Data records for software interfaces

* * *

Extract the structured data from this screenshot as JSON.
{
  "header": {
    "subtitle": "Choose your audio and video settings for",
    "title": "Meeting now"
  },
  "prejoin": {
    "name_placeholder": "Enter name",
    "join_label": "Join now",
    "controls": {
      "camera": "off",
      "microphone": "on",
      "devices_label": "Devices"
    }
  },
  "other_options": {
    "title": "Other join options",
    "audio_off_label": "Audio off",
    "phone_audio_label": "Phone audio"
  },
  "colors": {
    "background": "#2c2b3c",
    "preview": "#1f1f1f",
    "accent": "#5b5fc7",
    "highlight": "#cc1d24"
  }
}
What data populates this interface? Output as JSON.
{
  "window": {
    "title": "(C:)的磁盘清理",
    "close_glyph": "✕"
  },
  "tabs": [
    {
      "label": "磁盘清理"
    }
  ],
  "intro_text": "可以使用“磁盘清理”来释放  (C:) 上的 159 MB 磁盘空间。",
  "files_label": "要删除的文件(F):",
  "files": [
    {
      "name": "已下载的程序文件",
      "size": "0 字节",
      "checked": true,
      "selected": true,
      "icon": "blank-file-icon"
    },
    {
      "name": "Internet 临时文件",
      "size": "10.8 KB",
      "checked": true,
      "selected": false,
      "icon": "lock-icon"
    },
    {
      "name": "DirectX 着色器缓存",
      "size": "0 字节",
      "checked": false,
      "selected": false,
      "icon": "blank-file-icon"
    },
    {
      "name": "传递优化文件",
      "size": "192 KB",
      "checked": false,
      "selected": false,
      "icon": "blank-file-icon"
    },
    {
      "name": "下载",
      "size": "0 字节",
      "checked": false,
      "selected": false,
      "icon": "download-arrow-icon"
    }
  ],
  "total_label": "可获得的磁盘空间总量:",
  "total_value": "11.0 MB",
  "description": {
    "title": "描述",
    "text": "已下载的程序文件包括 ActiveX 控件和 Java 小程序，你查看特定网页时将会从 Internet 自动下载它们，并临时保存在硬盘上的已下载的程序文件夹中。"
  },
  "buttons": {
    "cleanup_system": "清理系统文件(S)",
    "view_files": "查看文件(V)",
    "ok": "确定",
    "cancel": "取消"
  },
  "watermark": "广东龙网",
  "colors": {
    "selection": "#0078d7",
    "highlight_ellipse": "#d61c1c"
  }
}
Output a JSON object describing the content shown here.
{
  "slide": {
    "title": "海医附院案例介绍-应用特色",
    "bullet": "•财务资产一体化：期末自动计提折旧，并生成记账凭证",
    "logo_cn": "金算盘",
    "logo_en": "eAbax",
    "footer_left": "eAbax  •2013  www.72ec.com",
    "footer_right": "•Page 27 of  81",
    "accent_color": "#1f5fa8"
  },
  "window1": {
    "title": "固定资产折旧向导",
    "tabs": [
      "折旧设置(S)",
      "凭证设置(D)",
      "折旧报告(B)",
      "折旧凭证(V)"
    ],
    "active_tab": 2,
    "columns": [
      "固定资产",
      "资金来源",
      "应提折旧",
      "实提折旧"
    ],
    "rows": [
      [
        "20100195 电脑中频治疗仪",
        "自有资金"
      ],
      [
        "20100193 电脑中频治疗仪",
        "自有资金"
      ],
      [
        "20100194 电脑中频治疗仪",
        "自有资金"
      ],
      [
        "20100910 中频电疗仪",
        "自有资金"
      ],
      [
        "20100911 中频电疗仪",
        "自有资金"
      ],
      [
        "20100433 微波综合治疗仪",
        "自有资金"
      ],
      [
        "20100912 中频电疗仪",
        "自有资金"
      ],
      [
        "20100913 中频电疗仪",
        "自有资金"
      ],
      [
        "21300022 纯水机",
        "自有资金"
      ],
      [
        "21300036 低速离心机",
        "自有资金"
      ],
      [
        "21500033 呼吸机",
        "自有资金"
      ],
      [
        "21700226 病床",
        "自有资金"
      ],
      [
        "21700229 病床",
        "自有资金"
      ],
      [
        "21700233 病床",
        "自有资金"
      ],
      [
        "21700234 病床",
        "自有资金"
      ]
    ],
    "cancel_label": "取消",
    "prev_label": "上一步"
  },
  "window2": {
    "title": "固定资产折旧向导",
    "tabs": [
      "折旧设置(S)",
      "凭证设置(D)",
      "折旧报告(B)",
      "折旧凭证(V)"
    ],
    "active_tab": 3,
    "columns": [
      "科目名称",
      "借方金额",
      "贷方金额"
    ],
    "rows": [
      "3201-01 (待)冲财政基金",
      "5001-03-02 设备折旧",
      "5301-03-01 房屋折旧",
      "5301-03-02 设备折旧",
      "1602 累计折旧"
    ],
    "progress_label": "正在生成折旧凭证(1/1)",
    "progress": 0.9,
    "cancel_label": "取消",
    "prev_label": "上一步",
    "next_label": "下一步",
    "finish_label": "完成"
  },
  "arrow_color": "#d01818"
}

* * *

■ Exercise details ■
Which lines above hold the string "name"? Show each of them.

■ Solved problem ■
    "name_placeholder": "Enter name",
      "name": "已下载的程序文件",
      "name": "Internet 临时文件",
      "name": "DirectX 着色器缓存",
      "name": "传递优化文件",
      "name": "下载",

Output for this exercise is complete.